### Work request
Go through the entries one line at a time, and gather every line that has the word "photo".

### Data records for software interfaces
┄┄┄┄┄┄┄┄┄┄┄┄┄┄┄┄┄┄┄┄

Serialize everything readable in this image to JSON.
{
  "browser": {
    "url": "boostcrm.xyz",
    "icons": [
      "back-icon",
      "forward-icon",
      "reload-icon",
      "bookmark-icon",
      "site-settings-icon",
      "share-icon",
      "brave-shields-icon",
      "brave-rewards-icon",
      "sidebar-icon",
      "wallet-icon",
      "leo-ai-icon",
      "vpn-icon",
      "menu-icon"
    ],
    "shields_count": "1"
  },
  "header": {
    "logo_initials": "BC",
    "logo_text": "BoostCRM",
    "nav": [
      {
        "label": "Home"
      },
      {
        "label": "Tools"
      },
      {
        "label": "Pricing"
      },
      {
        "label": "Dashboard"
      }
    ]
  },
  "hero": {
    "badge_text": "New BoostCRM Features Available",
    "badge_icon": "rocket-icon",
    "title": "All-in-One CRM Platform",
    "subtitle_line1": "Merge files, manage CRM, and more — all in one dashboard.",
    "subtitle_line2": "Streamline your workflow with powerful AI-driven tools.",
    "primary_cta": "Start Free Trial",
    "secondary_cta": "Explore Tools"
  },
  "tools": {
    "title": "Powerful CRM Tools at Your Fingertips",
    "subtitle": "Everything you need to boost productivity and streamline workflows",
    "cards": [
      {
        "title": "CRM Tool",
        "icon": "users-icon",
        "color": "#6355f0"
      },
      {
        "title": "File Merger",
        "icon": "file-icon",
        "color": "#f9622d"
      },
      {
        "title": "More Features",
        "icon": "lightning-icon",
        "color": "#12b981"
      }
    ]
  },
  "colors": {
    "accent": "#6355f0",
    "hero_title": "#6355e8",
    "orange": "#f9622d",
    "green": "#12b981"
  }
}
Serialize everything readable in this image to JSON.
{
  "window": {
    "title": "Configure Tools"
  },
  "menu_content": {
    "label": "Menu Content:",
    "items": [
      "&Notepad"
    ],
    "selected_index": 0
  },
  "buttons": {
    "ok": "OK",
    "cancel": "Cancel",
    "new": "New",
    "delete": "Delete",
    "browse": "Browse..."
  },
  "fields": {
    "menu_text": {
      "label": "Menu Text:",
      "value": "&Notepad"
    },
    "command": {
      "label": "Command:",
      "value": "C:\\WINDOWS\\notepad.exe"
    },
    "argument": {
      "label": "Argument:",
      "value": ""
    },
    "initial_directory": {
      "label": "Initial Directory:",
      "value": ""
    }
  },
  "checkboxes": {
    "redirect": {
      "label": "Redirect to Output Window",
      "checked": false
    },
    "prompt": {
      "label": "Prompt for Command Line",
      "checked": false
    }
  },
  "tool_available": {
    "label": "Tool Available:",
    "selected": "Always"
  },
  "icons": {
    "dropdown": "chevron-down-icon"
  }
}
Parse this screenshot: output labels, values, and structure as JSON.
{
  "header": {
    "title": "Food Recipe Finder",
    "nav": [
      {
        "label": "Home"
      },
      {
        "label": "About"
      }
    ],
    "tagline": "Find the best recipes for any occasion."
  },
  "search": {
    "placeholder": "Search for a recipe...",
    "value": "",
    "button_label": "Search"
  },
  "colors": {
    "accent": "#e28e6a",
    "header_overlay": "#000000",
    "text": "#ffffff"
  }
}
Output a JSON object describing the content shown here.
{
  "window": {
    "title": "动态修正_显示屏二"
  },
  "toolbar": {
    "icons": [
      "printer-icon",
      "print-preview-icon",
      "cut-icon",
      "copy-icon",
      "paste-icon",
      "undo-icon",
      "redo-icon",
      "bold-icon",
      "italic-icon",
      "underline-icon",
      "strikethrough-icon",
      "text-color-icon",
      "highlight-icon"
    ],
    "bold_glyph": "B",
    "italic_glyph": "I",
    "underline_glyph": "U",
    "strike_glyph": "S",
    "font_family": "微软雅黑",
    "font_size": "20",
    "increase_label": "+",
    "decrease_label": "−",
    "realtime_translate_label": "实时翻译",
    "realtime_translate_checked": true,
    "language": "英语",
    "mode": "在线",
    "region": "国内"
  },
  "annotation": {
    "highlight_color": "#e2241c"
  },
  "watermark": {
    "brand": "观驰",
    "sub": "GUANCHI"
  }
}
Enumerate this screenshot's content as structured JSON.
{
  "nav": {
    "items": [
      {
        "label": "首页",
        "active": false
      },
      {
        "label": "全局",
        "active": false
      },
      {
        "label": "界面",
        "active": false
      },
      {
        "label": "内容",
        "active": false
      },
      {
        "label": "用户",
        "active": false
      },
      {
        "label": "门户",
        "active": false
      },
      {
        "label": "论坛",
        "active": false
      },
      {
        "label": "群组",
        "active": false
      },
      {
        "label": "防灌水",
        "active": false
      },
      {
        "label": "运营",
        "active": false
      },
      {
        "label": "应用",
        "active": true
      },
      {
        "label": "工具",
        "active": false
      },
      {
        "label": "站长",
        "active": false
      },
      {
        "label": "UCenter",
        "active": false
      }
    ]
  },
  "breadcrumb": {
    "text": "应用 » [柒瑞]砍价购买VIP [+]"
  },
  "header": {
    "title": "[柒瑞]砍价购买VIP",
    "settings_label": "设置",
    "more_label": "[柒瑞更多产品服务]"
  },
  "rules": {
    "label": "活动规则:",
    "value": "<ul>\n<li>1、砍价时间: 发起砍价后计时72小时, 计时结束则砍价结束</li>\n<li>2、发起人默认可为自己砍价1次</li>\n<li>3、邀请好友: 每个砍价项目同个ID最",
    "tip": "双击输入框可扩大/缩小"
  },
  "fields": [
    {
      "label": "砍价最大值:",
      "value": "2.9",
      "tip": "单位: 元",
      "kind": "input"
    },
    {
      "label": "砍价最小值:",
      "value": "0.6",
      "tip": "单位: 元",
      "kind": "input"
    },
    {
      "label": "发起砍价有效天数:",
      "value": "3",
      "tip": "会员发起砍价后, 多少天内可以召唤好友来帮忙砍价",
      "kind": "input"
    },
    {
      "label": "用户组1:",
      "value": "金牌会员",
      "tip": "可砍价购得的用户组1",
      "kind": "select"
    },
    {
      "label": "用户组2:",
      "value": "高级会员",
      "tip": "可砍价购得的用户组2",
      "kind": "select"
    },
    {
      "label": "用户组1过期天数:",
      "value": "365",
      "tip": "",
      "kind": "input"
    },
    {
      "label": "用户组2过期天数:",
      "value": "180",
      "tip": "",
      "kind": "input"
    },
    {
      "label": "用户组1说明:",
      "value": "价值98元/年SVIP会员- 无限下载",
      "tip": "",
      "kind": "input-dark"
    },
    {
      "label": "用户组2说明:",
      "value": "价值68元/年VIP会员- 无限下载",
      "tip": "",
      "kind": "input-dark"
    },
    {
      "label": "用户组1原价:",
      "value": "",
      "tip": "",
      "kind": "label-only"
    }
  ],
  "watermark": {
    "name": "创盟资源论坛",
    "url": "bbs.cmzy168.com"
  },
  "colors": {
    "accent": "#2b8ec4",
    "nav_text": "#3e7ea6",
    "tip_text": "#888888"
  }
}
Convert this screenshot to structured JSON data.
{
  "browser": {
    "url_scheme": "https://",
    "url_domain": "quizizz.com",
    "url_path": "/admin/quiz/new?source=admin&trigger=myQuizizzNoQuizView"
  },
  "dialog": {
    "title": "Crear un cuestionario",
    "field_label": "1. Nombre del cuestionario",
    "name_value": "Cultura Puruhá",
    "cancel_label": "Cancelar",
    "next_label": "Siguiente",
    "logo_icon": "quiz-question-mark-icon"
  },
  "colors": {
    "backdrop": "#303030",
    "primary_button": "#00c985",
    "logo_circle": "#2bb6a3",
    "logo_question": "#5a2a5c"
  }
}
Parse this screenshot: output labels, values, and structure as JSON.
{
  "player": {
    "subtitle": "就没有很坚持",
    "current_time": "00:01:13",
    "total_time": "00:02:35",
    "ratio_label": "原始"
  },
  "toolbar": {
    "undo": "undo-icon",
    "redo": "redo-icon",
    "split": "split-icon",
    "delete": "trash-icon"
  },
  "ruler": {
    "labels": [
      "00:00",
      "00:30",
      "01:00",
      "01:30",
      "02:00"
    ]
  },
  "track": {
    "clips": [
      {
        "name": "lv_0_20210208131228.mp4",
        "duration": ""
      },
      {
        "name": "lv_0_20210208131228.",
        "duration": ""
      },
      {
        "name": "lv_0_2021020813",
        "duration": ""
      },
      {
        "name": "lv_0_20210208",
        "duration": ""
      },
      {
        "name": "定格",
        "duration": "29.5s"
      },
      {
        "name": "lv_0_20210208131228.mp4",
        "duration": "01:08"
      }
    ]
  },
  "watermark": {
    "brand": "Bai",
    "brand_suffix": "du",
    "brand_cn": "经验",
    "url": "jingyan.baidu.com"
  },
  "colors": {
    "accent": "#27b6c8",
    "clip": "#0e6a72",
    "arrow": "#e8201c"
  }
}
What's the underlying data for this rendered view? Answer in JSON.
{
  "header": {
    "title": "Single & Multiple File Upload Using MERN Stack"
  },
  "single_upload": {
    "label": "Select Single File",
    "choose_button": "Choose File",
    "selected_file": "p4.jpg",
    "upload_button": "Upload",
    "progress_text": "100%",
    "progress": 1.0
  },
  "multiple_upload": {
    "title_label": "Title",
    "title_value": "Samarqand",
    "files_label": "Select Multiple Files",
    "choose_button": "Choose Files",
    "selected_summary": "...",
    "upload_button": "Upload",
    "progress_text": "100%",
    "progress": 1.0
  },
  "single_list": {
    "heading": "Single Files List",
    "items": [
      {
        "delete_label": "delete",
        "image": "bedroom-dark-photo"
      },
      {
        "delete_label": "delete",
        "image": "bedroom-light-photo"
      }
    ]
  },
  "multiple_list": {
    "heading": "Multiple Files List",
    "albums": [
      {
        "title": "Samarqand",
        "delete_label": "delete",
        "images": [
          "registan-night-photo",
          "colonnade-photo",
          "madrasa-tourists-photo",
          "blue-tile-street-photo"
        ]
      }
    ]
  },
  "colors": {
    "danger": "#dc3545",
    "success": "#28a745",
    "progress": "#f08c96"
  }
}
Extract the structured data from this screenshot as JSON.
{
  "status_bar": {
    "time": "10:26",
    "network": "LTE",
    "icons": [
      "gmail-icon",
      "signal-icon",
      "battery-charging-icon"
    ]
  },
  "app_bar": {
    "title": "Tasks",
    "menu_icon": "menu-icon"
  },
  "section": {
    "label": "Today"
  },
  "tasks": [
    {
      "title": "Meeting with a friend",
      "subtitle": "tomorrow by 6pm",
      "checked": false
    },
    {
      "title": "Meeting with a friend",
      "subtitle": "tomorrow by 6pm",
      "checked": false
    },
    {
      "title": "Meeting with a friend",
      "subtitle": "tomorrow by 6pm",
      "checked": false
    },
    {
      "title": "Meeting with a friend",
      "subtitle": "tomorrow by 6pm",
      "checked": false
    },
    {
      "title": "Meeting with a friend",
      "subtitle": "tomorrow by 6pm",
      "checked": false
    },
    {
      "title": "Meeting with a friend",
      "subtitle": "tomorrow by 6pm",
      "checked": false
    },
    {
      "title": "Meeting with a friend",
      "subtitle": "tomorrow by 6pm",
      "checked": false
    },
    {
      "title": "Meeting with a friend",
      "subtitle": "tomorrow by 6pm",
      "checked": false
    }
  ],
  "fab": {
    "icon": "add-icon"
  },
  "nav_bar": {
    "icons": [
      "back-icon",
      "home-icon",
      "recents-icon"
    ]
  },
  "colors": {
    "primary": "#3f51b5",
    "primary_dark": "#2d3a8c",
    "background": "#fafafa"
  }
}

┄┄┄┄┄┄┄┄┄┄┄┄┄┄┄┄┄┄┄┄

### The completed task
        "image": "bedroom-dark-photo"
        "image": "bedroom-light-photo"
          "registan-night-photo",
          "colonnade-photo",
          "madrasa-tourists-photo",
          "blue-tile-street-photo"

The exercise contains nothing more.